The cameras can also shoot 4K at 60fps and slo-mo 1080p videos at 240fps. So, while the snappers shoot great photos, the video quality is great as well which can rival or better any Android smartphone that’s currently available in the market.
Battery life of a smartphone has always been a hot topic and there are a lot of people out there who choose a handset based on how long the battery lasts. While there is no official information from Apple, the XS is said to feature a 2658mAh battery while the XS Max’s battery is rated at 3174mAh. The now-discontinued iPhone X had a bigger battery than the XS and was rated at 2716mAh. The battery life of the XS Max lasts about an hour more than the XS and a whole hour and a half more than the XS. With these new iPhones, you can expect it to typically last a whole workday with a moderate to high amount of usage before it dies out. This usage typically consists of gaming, streaming videos, shooting photos, making a few calls, browsing the web and accessing social media apps. Additionally, we had an Apple Watch Series 4 paired up during the entire testing process.
It has to be said that if you plan on using the handsets to play graphic intensive games like Fortnite or Asphalt 9: Legends, the battery is going to take a hit. But will not drain out your battery completely.
The iPhone XS comes with a starting price of Rs 99,900 for the 64GB variant, the price gets bumped up to 1,14,900 for the 256GB version and the top of the line XS is priced at Rs 1,34,900. The XS Max, on the other hand, starts at Rs 1,09,900 for the 64GB version then jumps to Rs 1,24,900 for the 256GB version and finally settles at Rs 1,44,900 for the highest end 512GB variant.
The XS and XS Max are truly special phones and with the larger iPhone, Apple has managed to push the margins by offering a 6.5-inch display in a form factor that’s similar to the iPhone 8 Plus. For those who have been putting off purchasing the iPhone X as it was considered a ‘small’ smartphone, the XS Max is the right phone you need to make the jump. As far as multimedia and gaming on these devices go, they are an absolute pleasure as the HDR feature on the screen now makes all the difference.
Many people may take a glance at the new iPhones and feel that it’s just the same old iPhone X, but boy it’s so much more than that. These phones possess all the internals that not only make it a great phone but push the all-around envelope of how a phone should be made. The addition of Smart HDR in the cameras, the Neural Engine, the 7nm chip design and all the features make the iPhone XS/XS Max the phones you didn’t know you need but want.
With that being said, if you do happen to own an iPhone X, and don’t really care about faster performance and improved battery life, then you should be fine for at least another year. If you do want to upgrade, but can’t get around the exorbitant prices of the XS and XS Max, then the iPhone XR could impress you. It doesn’feature an OLED display or dual cameras, but is an excellent phone that’s worth buying since it has the entire hardcore firepower of the expensive flagships.
With the introduction of the 2018 iPhones, one thing is crystal clear, Apple has yet again paved the way of how a smartphone should be, whether it be design or features.

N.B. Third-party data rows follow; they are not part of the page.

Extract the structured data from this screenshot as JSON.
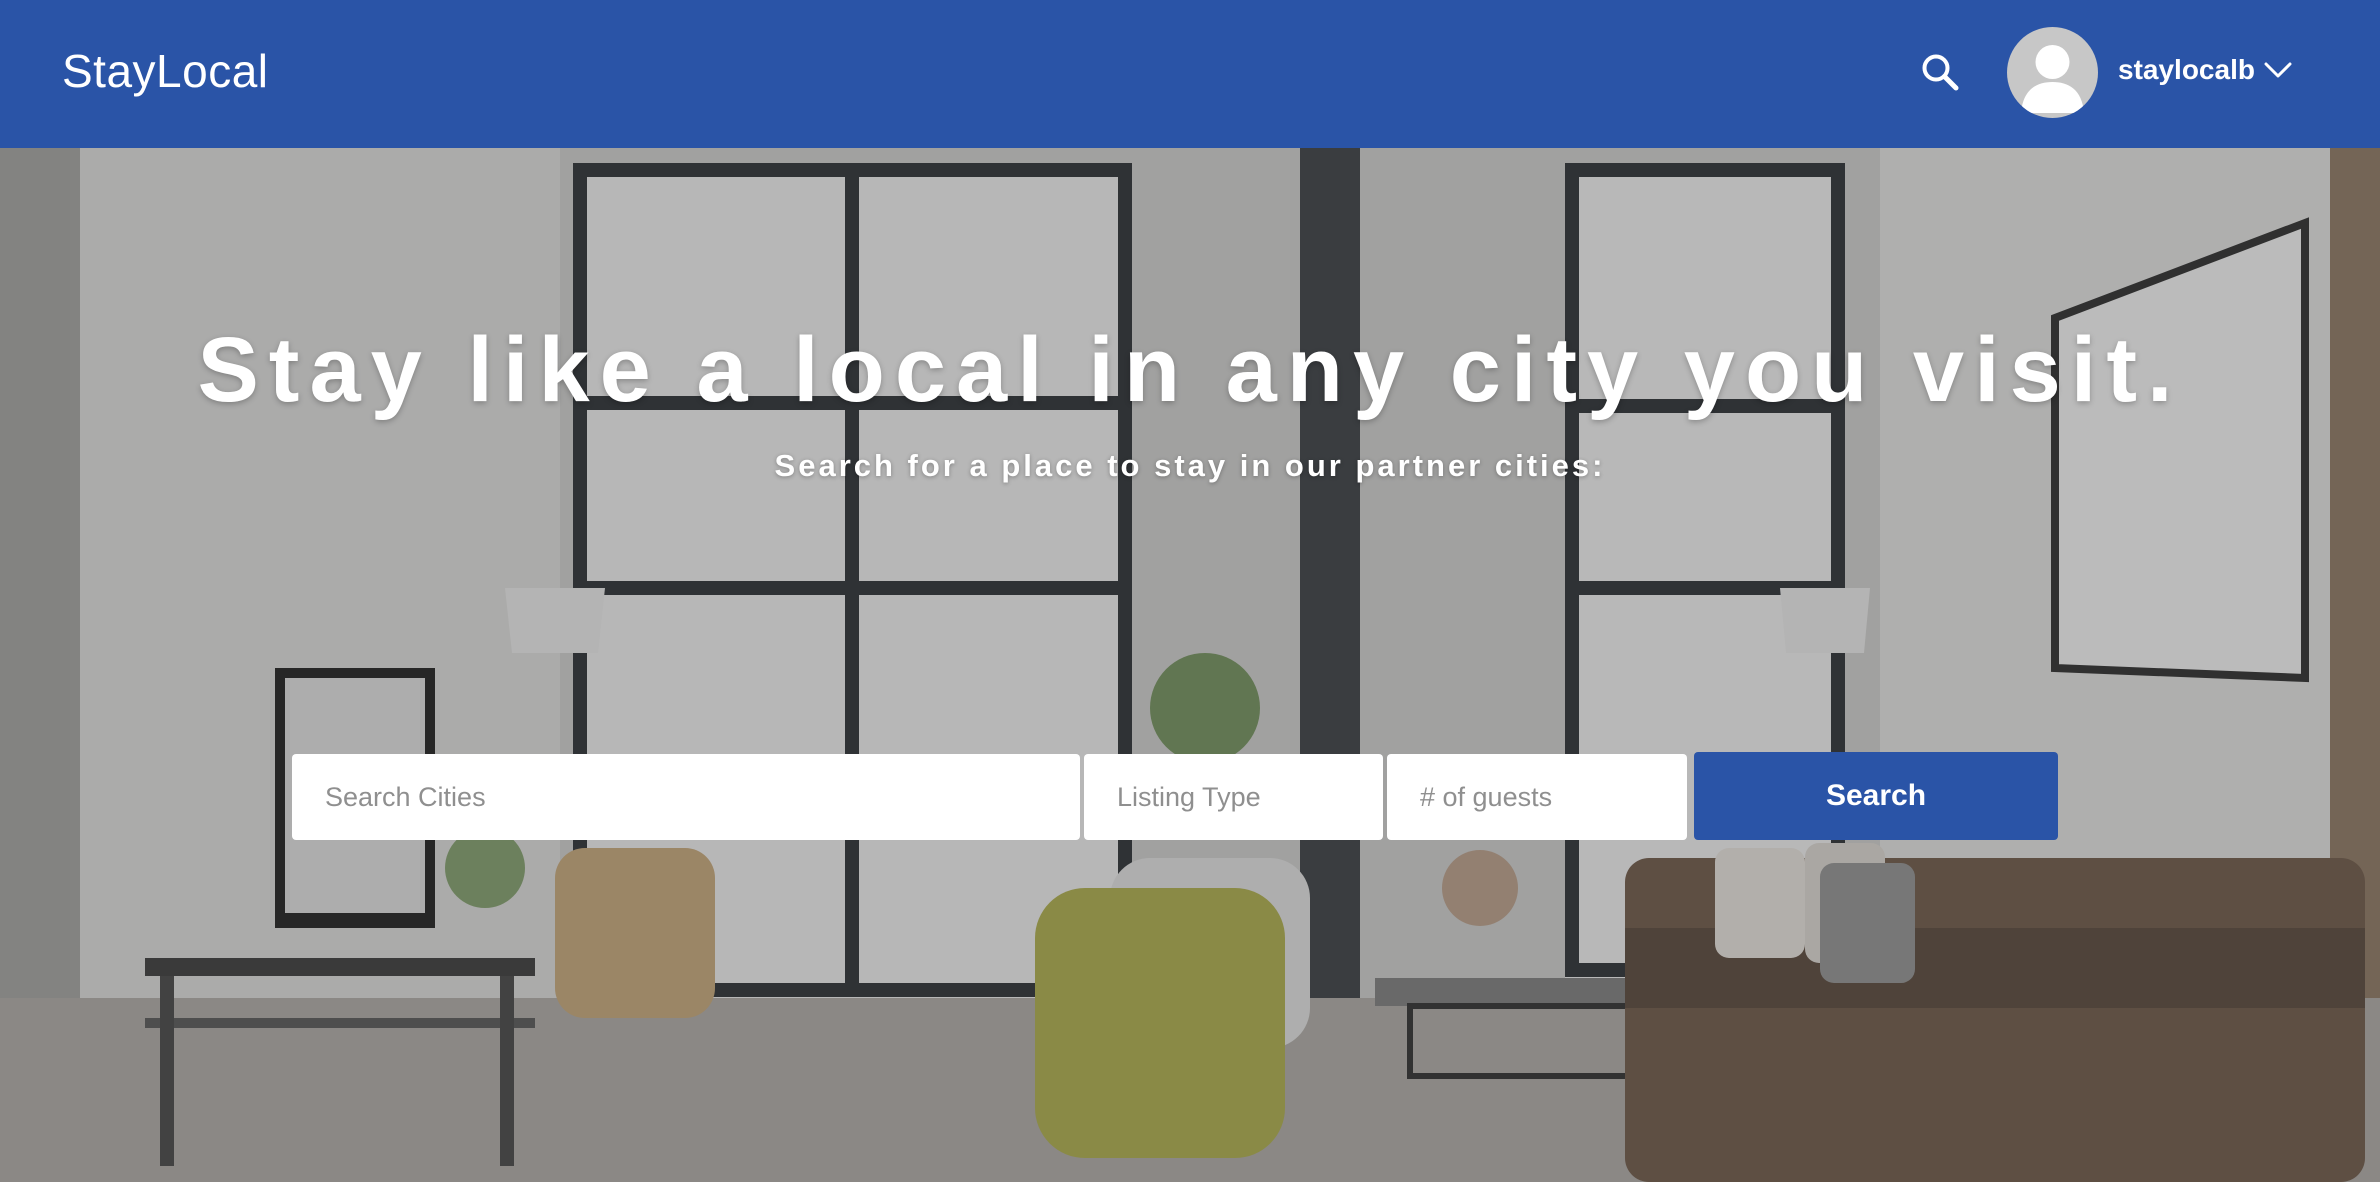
{
  "header": {
    "brand": "StayLocal",
    "search_icon": "search-icon",
    "avatar_icon": "user-avatar-icon",
    "username": "staylocalb",
    "dropdown_icon": "chevron-down-icon"
  },
  "hero": {
    "headline": "Stay like a local in any city you visit.",
    "subheadline": "Search for a place to stay in our partner cities:",
    "background": "living-room-photo"
  },
  "search": {
    "city_placeholder": "Search Cities",
    "listing_type_placeholder": "Listing Type",
    "guests_placeholder": "# of guests",
    "button_label": "Search"
  },
  "colors": {
    "brand_blue": "#2a54a7",
    "text_on_brand": "#ffffff",
    "field_background": "#ffffff",
    "placeholder_gray": "#8f8f8f"
  }
}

The future is going to certainly have all handsets with minimal bezels and possibly shrinking notches. But what will separate Apple from the rest is cutting-edge improvements that will all be internal.